|Gigabyte GA-EP45-UD3P DDR2 P45 Motherboard|
|Reviews - Featured Reviews: Motherboards|
|Written by Bruce Normann - Edited by Olin Coles|
|Sunday, 25 January 2009|
Page 6 of 16
Gigabyte has stuck with a pretty traditional layout on the GA-EP45-UD3P motherboard. The basic ATX format doesn't allow for too much variation, and to be honest I've seen more of the "creative" solutions turn out poorly than not. Traditional doesn't have to mean mediocre, however; careful attention to detail makes all the difference when it comes to the design of such a complex system.
The first reality check on component layout is how well the thermal package has been integrated, and I give Gigabyte high marks for the GA-EP45-UD3P. The heatsinks and heat pipe are modest in scope and do not intrude on either the CPU space or the DIMM space.
The DIMM slots are well clear of the CPU space and I had no problems filling all four slots with high profile RAM like Corsair Dominator of OCZ Reaper HPC modules. I used a CoolerMaster Hyper 212 CPU cooler on this build and it is fairly wide, at 73mm between the two 120mm x 25mm fans I have mounted in push-pull. By comparison, the XIGMATEK HDT-S1283 is only 50mm wide, so most any CPU HSF cooling option you choose should fit on the GA-EP45-UD3P.
The "CLR CMOS" button, which allows the user to clear the custom settings of the BIOS and start over from scratch, is not a button at all, but an old fashioned two pin header near the obligatory front panel header. This is one example where tradition could be improved. The front panel header is half way to class leading convenience. All the header pins are contained in a rectangular box, that is color coded, with nice, big + signs identifying the positive pin. I'm thinking of adding some thin colored stickers to the mating sleeves from my case wiring, and I'll never have to look at the product manual for this chore again.
Gigabyte uses bright Canary-yellow plastics to identify the six Intel ICH10R SATA II ports. All six SATA connections are mounted in a traditional upright position. They are well positioned, just to the north of the PCI-E 8X slot and didn't interfere with my ASUS EAH4850 TOP video card when I mounted it in that slot.
The two purple SATA II ports are connected to the GIGABYTE SATA2 chip, provided by JMicron. They are also mounted in a traditional upright position and are located just north of the PCI-E 16X slot. Again, they didn't interfere with my ASUS EAH4850 TOP video card when I mounted it in that slot.

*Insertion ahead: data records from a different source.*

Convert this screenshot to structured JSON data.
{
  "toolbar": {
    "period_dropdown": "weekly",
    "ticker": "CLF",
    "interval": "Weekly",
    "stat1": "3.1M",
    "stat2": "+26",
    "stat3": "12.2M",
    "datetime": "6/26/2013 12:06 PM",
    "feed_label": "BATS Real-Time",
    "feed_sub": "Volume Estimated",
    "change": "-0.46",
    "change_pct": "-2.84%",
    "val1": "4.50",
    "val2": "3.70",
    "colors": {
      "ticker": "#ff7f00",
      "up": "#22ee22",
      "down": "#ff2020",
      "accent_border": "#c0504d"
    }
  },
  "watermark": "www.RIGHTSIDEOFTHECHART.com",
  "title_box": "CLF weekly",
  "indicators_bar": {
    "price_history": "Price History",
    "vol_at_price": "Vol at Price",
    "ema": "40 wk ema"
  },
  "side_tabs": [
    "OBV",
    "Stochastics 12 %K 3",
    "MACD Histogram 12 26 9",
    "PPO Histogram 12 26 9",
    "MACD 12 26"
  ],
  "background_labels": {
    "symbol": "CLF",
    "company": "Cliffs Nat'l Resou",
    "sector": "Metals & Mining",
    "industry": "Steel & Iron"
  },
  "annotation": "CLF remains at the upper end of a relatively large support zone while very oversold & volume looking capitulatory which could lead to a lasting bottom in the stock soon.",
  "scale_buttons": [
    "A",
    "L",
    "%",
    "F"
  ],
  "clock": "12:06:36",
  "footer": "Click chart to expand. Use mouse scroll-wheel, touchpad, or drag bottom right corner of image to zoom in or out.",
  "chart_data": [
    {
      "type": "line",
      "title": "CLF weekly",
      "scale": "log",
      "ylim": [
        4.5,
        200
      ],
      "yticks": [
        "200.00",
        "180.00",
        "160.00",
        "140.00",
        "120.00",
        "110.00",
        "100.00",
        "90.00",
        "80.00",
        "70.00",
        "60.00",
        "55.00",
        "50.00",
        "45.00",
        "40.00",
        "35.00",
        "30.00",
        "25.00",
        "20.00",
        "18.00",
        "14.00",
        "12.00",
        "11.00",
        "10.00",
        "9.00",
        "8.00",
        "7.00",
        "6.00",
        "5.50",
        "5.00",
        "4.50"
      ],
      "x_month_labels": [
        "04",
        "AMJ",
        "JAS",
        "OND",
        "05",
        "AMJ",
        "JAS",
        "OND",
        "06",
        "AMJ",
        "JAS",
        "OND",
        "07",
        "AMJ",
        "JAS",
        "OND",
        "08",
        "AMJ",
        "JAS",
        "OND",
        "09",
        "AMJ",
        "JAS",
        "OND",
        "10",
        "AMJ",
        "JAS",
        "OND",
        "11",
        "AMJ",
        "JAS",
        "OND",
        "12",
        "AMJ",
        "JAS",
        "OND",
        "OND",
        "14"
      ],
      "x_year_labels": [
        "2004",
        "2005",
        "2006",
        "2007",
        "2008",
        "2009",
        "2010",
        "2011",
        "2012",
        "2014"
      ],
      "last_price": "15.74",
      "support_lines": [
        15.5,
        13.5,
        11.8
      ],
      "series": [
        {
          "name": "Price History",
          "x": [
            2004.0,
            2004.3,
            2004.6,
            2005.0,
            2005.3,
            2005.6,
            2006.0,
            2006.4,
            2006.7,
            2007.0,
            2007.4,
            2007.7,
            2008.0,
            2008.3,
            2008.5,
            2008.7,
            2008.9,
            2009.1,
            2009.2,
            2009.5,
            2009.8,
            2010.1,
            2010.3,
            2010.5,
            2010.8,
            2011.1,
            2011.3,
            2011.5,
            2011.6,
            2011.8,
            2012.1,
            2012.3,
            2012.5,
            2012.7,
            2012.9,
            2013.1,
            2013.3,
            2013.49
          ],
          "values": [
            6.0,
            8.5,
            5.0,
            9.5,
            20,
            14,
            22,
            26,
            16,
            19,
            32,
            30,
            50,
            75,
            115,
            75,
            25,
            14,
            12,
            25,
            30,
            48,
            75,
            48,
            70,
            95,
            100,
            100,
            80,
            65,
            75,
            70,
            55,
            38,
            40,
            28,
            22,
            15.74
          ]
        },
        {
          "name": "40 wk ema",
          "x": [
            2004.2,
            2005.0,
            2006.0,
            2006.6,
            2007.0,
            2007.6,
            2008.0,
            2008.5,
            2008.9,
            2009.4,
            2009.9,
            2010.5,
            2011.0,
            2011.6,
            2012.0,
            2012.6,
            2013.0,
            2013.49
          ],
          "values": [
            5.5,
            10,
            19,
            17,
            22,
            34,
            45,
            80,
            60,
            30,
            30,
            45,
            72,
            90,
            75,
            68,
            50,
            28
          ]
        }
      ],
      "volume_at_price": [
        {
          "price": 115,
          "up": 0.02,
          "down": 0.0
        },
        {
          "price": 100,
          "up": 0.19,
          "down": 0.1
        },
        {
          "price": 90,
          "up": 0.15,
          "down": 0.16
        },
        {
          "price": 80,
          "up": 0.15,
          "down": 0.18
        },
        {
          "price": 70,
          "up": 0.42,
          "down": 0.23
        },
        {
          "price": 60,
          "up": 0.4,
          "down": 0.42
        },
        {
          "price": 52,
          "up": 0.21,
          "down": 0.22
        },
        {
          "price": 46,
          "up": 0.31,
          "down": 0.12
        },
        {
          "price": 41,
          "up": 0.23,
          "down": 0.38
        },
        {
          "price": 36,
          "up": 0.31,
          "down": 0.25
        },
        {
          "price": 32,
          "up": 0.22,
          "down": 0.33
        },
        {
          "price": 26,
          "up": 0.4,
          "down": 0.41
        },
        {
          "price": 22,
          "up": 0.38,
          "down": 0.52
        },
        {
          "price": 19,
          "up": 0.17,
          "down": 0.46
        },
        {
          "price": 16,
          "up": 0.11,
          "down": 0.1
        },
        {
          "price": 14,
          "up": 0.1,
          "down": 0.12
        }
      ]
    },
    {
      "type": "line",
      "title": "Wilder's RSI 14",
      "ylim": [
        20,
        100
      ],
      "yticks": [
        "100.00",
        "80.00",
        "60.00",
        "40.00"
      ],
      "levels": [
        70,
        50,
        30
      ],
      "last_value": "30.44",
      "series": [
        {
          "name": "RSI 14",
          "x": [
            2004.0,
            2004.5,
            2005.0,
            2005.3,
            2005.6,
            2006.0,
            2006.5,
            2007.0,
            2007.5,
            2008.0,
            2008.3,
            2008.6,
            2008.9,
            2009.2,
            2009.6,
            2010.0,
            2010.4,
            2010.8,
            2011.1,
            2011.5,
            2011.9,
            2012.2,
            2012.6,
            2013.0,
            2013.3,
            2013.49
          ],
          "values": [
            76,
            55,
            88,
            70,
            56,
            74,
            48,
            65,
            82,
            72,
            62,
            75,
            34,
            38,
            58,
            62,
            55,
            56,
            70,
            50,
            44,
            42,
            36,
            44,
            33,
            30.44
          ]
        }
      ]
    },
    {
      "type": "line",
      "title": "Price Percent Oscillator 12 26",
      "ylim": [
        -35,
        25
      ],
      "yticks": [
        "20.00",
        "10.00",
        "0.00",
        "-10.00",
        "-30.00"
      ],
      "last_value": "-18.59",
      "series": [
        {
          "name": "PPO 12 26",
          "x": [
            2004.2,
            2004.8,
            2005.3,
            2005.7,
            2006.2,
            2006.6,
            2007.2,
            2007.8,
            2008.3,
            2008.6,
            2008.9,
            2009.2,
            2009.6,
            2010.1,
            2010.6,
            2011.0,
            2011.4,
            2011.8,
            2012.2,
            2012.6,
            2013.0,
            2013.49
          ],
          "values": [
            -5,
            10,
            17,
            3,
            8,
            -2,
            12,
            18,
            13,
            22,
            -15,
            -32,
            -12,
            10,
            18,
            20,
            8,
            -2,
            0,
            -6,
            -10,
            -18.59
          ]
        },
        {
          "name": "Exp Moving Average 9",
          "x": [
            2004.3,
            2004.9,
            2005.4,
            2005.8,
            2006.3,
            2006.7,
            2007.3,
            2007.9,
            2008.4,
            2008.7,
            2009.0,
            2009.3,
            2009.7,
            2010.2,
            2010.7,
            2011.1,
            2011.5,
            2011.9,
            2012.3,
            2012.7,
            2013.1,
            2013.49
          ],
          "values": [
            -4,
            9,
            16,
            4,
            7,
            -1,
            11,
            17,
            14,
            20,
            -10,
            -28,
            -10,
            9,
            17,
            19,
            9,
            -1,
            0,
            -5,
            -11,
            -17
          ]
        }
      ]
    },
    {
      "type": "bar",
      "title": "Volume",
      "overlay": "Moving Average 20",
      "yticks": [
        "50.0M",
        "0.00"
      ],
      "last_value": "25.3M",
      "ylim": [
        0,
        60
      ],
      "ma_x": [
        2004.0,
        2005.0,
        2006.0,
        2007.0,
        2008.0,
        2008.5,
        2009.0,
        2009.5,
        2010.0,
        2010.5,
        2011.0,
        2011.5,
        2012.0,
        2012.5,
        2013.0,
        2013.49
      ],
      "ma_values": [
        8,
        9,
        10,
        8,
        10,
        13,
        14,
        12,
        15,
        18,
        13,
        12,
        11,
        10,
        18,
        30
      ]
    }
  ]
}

This chip also manages the PATA interface controller for up to two ATA-66/100/133 devices.
I used several combinations of storage and optical drives throughout this test, using sometimes four SATA connections and an IDE connection on one occasion. I never had a circumstance where I couldn't use any one of the ports. This seems like it would be a given, I mean why put them there if they can't be used. In this day and age though, there are still products being sold that can't meet this standard.
Last but not least, an iTE IT8718 chip manages the floppy drive interface. It seems like a waste of real estate to me, but I know there are still situations with RAID drivers and such, where a floppy drive makes the installation/update process a bit simpler. The layout of all the remaining headers is along the bottom edge of the board, where it is generally easy to route cables and wires to. From left to right we have: CD_IN, S/PDIF_IN, COM_A, LPT, FDD, 1394, F_USB_2, F_USB_1, and the previously described front panel header box.
In the next section, Benchmark Reviews takes a look at the BIOS included with the Gigabyte GA-EP45-UD3P, and we come away mightily impressed.